Stop the Official Theft by MOHD. ZEYAUL HAQUE (JULY 11, 2007)
Despite sporadic attempts to bring in some transparency to the mysterious working of bureaucracy massive official corruption remains a fact of life. Such corruption is the single largest factor responsible for the economic backwardness of the country.
There are a thousand and one ways in which official corruption thrives, one of them being gross misuse of public funds and other resources. An interesting example is provided by a recent expose published in a Hindi daily on Meerut divisional commissioner and the Meerut Development Authority (MDA) vice-chairman’s daily petrol consumption.
The commissioner’s official car has been shown to be consuming petrol worth over Rs 2,000 a day for the last one year, while the fact remains that his office is located at a small walking distance from his residence. Even if his infrequent official tours are accounted for, the daily petrol expense would just be a fraction of the inflated bill.
The case of MDA vice-chairman’s fuel use is even more astounding. The fuel for the commissioner’s car was being provided by the MDA. Naturally, the MDA babus must have been inclined to "use" more fuel in their own boss’s car. A departmental enquiry was ordered by the administration after the publication of the expose, interestingly titled Tel ka khel .
The enquiry officer, MDA secretary Shailendra Chawdhary, has said that early investigations point towards a massive racket. The MDA babudom seems seriously disturbed. Orders to conserve oil have been passed, but these orders are applicable to the officials below the vice-chairman and secretary only. That looks like just a white wash to deflect attention from the scandal.
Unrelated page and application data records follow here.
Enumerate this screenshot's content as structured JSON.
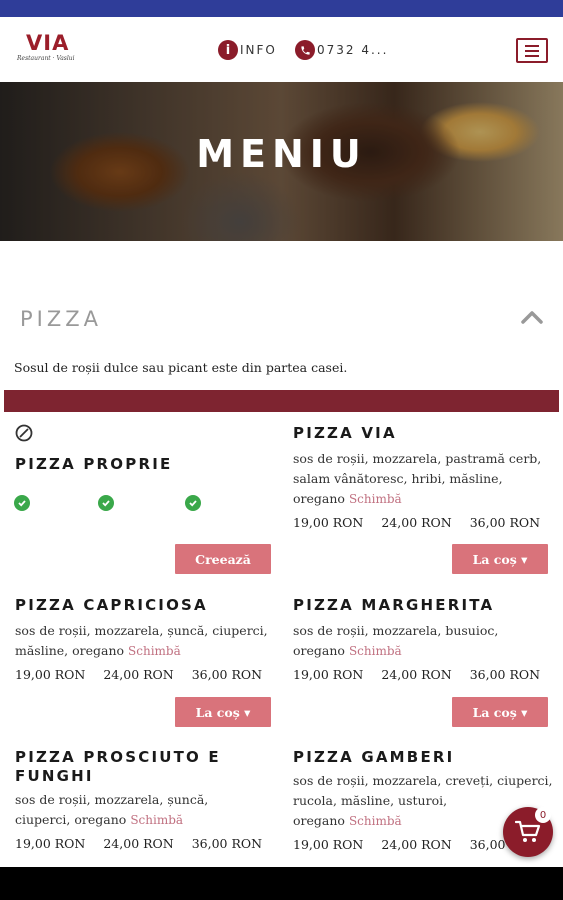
{
  "header": {
    "logo_text": "VIA",
    "logo_sub": "Restaurant · Vaslui",
    "info_label": "INFO",
    "phone_label": "0732 4...",
    "accent_color": "#8b1c2a"
  },
  "hero": {
    "title": "MENIU"
  },
  "section": {
    "title": "PIZZA",
    "note": "Sosul de roșii dulce sau picant este din partea casei.",
    "bar_color": "#7e2430"
  },
  "custom_pizza": {
    "name": "PIZZA PROPRIE",
    "button": "Creează",
    "checks": 3
  },
  "items": [
    {
      "name": "PIZZA VIA",
      "desc": "sos de roșii, mozzarela, pastramă cerb, salam vânătoresc, hribi, măsline, oregano",
      "change": "Schimbă",
      "prices": [
        "19,00 RON",
        "24,00 RON",
        "36,00 RON"
      ],
      "button": "La coș ▾"
    },
    {
      "name": "PIZZA CAPRICIOSA",
      "desc": "sos de roșii, mozzarela, șuncă, ciuperci, măsline, oregano",
      "change": "Schimbă",
      "prices": [
        "19,00 RON",
        "24,00 RON",
        "36,00 RON"
      ],
      "button": "La coș ▾"
    },
    {
      "name": "PIZZA MARGHERITA",
      "desc": "sos de roșii, mozzarela, busuioc, oregano",
      "change": "Schimbă",
      "prices": [
        "19,00 RON",
        "24,00 RON",
        "36,00 RON"
      ],
      "button": "La coș ▾"
    },
    {
      "name": "PIZZA PROSCIUTO E FUNGHI",
      "desc": "sos de roșii, mozzarela, șuncă, ciuperci, oregano",
      "change": "Schimbă",
      "prices": [
        "19,00 RON",
        "24,00 RON",
        "36,00 RON"
      ]
    },
    {
      "name": "PIZZA GAMBERI",
      "desc": "sos de roșii, mozzarela, creveți, ciuperci, rucola, măsline, usturoi, oregano",
      "change": "Schimbă",
      "prices": [
        "19,00 RON",
        "24,00 RON",
        "36,00 RON"
      ]
    }
  ],
  "cart": {
    "count": "0",
    "icon": "shopping-cart-icon"
  }
}
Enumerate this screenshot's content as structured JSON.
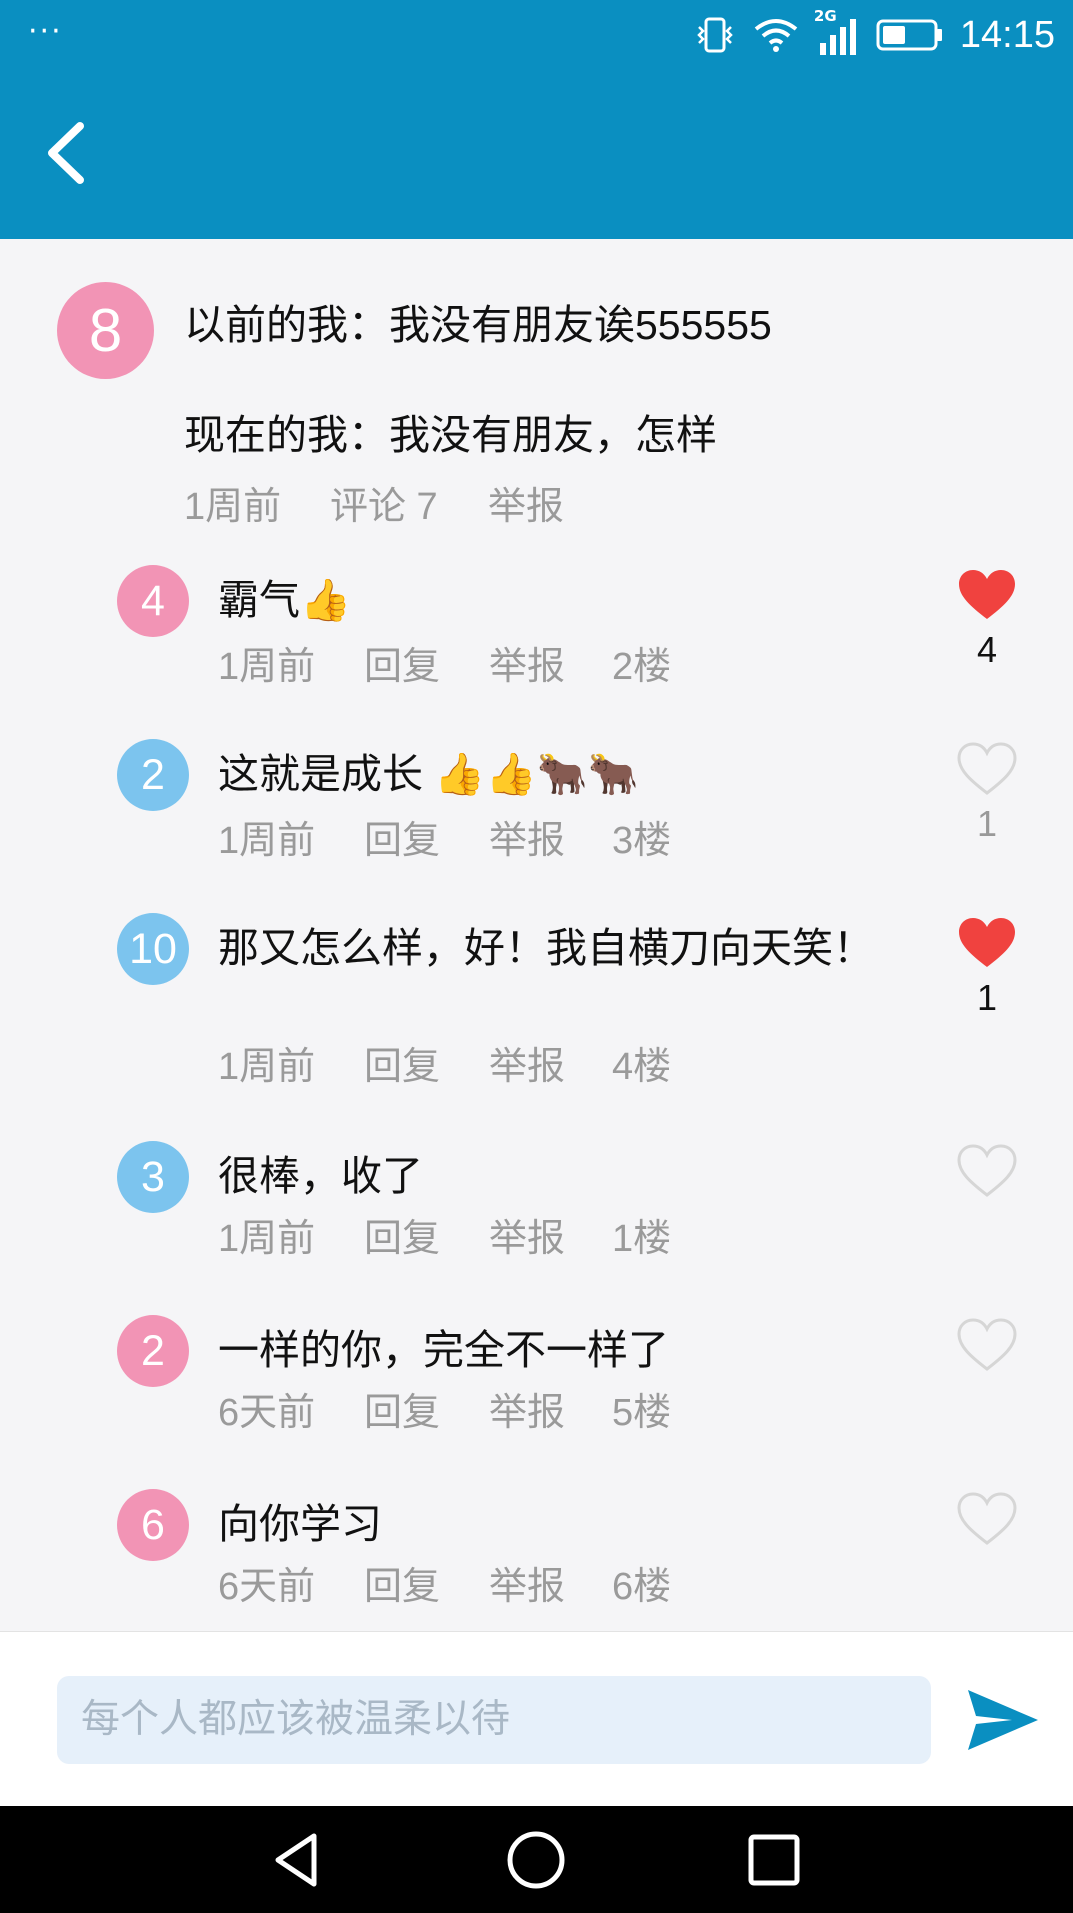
{
  "status_bar": {
    "dots": "···",
    "network": "2G",
    "time": "14:15"
  },
  "post": {
    "avatar_number": "8",
    "line1": "以前的我：我没有朋友诶555555",
    "line2": "现在的我：我没有朋友，怎样",
    "time": "1周前",
    "comments": "评论 7",
    "report": "举报"
  },
  "comments": [
    {
      "avatar": "4",
      "avatar_color": "pink",
      "text": "霸气👍",
      "time": "1周前",
      "reply": "回复",
      "report": "举报",
      "floor": "2楼",
      "liked": true,
      "likes": "4"
    },
    {
      "avatar": "2",
      "avatar_color": "blue",
      "text": "这就是成长 👍👍🐂🐂",
      "time": "1周前",
      "reply": "回复",
      "report": "举报",
      "floor": "3楼",
      "liked": false,
      "likes": "1"
    },
    {
      "avatar": "10",
      "avatar_color": "blue",
      "text": "那又怎么样，好！我自横刀向天笑！",
      "time": "1周前",
      "reply": "回复",
      "report": "举报",
      "floor": "4楼",
      "liked": true,
      "likes": "1"
    },
    {
      "avatar": "3",
      "avatar_color": "blue",
      "text": "很棒，收了",
      "time": "1周前",
      "reply": "回复",
      "report": "举报",
      "floor": "1楼",
      "liked": false,
      "likes": ""
    },
    {
      "avatar": "2",
      "avatar_color": "pink",
      "text": "一样的你，完全不一样了",
      "time": "6天前",
      "reply": "回复",
      "report": "举报",
      "floor": "5楼",
      "liked": false,
      "likes": ""
    },
    {
      "avatar": "6",
      "avatar_color": "pink",
      "text": "向你学习",
      "time": "6天前",
      "reply": "回复",
      "report": "举报",
      "floor": "6楼",
      "liked": false,
      "likes": ""
    }
  ],
  "input": {
    "placeholder": "每个人都应该被温柔以待"
  },
  "colors": {
    "primary": "#0a8fc1",
    "heart_liked": "#f0423f",
    "avatar_pink": "#f294b5",
    "avatar_blue": "#7cc4ee"
  },
  "icons": {
    "back": "chevron-left-icon",
    "send": "send-icon",
    "heart": "heart-icon",
    "nav_back": "triangle-back-icon",
    "nav_home": "circle-home-icon",
    "nav_recent": "square-recent-icon"
  }
}
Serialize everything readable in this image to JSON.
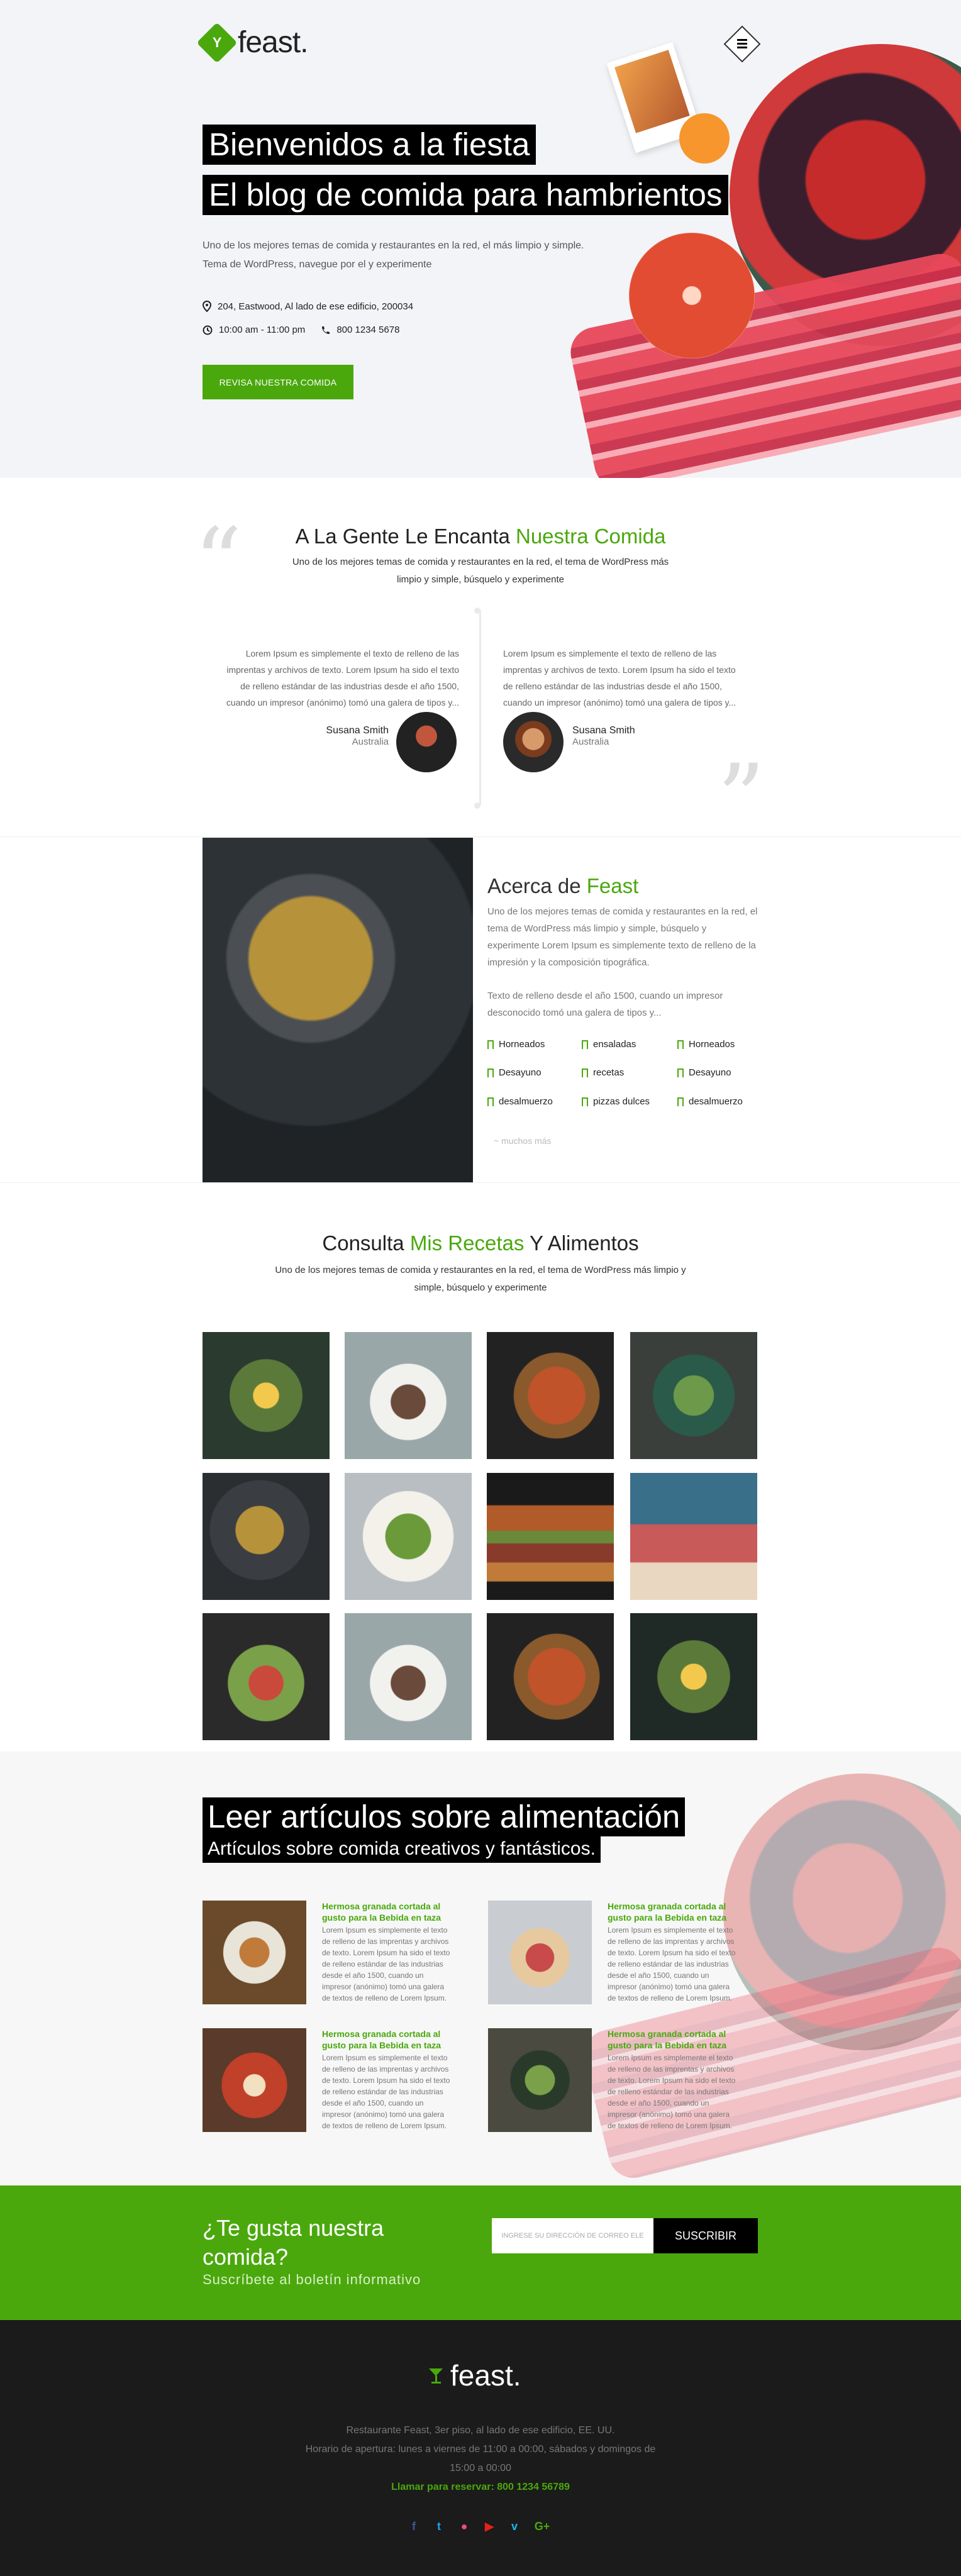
{
  "header": {
    "logo_text": "feast.",
    "logo_letter": "Y",
    "title_line1": "Bienvenidos a la fiesta",
    "title_line2": "El blog de comida para hambrientos",
    "description": "Uno de los mejores temas de comida y restaurantes en la red, el más limpio y simple. Tema de WordPress, navegue por el y experimente",
    "address": "204, Eastwood, Al lado de ese edificio, 200034",
    "hours": "10:00 am - 11:00 pm",
    "phone": "800 1234 5678",
    "cta_label": "REVISA NUESTRA COMIDA"
  },
  "testimonials": {
    "title_a": "A La Gente Le Encanta",
    "title_b": "Nuestra Comida",
    "subtitle": "Uno de los mejores temas de comida y restaurantes en la red, el tema de WordPress más limpio y simple, búsquelo y experimente",
    "items": [
      {
        "text": "Lorem Ipsum es simplemente el texto de relleno de las imprentas y archivos de texto. Lorem Ipsum ha sido el texto de relleno estándar de las industrias desde el año 1500, cuando un impresor (anónimo) tomó una galera de tipos y...",
        "name": "Susana Smith",
        "location": "Australia"
      },
      {
        "text": "Lorem Ipsum es simplemente el texto de relleno de las imprentas y archivos de texto. Lorem Ipsum ha sido el texto de relleno estándar de las industrias desde el año 1500, cuando un impresor (anónimo) tomó una galera de tipos y...",
        "name": "Susana Smith",
        "location": "Australia"
      }
    ]
  },
  "about": {
    "title_a": "Acerca de",
    "title_b": "Feast",
    "p1": "Uno de los mejores temas de comida y restaurantes en la red, el tema de WordPress más limpio y simple, búsquelo y experimente Lorem Ipsum es simplemente texto de relleno de la impresión y la composición tipográfica.",
    "p2": "Texto de relleno desde el año 1500, cuando un impresor desconocido tomó una galera de tipos y...",
    "tags": [
      "Horneados",
      "ensaladas",
      "Horneados",
      "Desayuno",
      "recetas",
      "Desayuno",
      "desalmuerzo",
      "pizzas dulces",
      "desalmuerzo"
    ],
    "more": "~ muchos más"
  },
  "recipes": {
    "title_a": "Consulta",
    "title_b": "Mis Recetas",
    "title_c": "Y Alimentos",
    "subtitle": "Uno de los mejores temas de comida y restaurantes en la red, el tema de WordPress más limpio y simple, búsquelo y experimente"
  },
  "articles": {
    "title": "Leer artículos sobre alimentación",
    "subtitle": "Artículos sobre comida creativos y fantásticos.",
    "items": [
      {
        "title": "Hermosa granada cortada al gusto para la Bebida en taza",
        "body": "Lorem Ipsum es simplemente el texto de relleno de las imprentas y archivos de texto. Lorem Ipsum ha sido el texto de relleno estándar de las industrias desde el año 1500, cuando un impresor (anónimo) tomó una galera de textos de relleno de Lorem Ipsum."
      },
      {
        "title": "Hermosa granada cortada al gusto para la Bebida en taza",
        "body": "Lorem Ipsum es simplemente el texto de relleno de las imprentas y archivos de texto. Lorem Ipsum ha sido el texto de relleno estándar de las industrias desde el año 1500, cuando un impresor (anónimo) tomó una galera de textos de relleno de Lorem Ipsum."
      },
      {
        "title": "Hermosa granada cortada al gusto para la Bebida en taza",
        "body": "Lorem Ipsum es simplemente el texto de relleno de las imprentas y archivos de texto. Lorem Ipsum ha sido el texto de relleno estándar de las industrias desde el año 1500, cuando un impresor (anónimo) tomó una galera de textos de relleno de Lorem Ipsum."
      },
      {
        "title": "Hermosa granada cortada al gusto para la Bebida en taza",
        "body": "Lorem Ipsum es simplemente el texto de relleno de las imprentas y archivos de texto. Lorem Ipsum ha sido el texto de relleno estándar de las industrias desde el año 1500, cuando un impresor (anónimo) tomó una galera de textos de relleno de Lorem Ipsum."
      }
    ]
  },
  "newsletter": {
    "title": "¿Te gusta nuestra comida?",
    "subtitle": "Suscríbete al boletín informativo",
    "placeholder": "INGRESE SU DIRECCIÓN DE CORREO ELE",
    "button": "SUSCRIBIR"
  },
  "footer": {
    "logo_text": "feast.",
    "address": "Restaurante Feast, 3er piso, al lado de ese edificio, EE. UU.",
    "hours": "Horario de apertura: lunes a viernes de 11:00 a 00:00, sábados y domingos de 15:00 a 00:00",
    "reserve": "Llamar para reservar: 800 1234 56789",
    "social": [
      {
        "icon": "facebook-icon",
        "glyph": "f",
        "color": "#3b5998"
      },
      {
        "icon": "twitter-icon",
        "glyph": "t",
        "color": "#1da1f2"
      },
      {
        "icon": "dribbble-icon",
        "glyph": "●",
        "color": "#ea4c89"
      },
      {
        "icon": "youtube-icon",
        "glyph": "▶",
        "color": "#e62117"
      },
      {
        "icon": "vimeo-icon",
        "glyph": "v",
        "color": "#1ab7ea"
      },
      {
        "icon": "google-plus-icon",
        "glyph": "G+",
        "color": "#4aa80d"
      }
    ]
  },
  "colors": {
    "accent": "#4aa80d",
    "dark": "#000000",
    "footer_bg": "#1b1b1b"
  }
}
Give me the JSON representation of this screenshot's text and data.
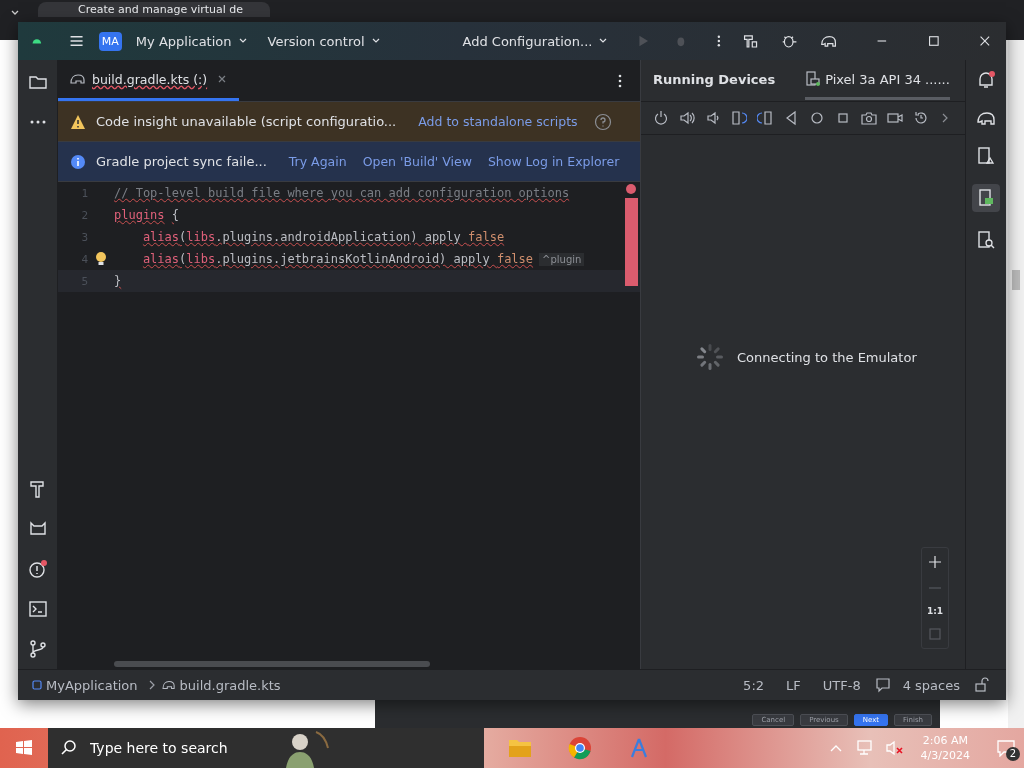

The present fuel allocation mechanism was established by the then newly appointed vice-chairman of MDA, Shashi Shekhar Singh, last year. According to details obtained by the newspaper the MDA used Rs 42 lakh on fuel purchase and repairs of its vehicles in the last one year. Half of the amount was spent on the commissioner’s, vice-chairman’s and secretary’s cars, besides on those of some of the other senior officers.
The departmental enquiry is not appropriate because the person (the secretary) who is among the top few persons to get such a huge fuel allotment cannot be an impartial investigator in the scam. What is more amazing is that even the lowly personal assistant to the vice-chairman got Rs 1,39,916 in fuel expenses in one year.
If the UP government is serious about stopping official theft of public money it should drop the departmental enquiry and replace it with a CBI probe. Once the CBI report comes in it should waste no time in sacking the indicted and bringing them to court.
Mohd. Zeyaul Haque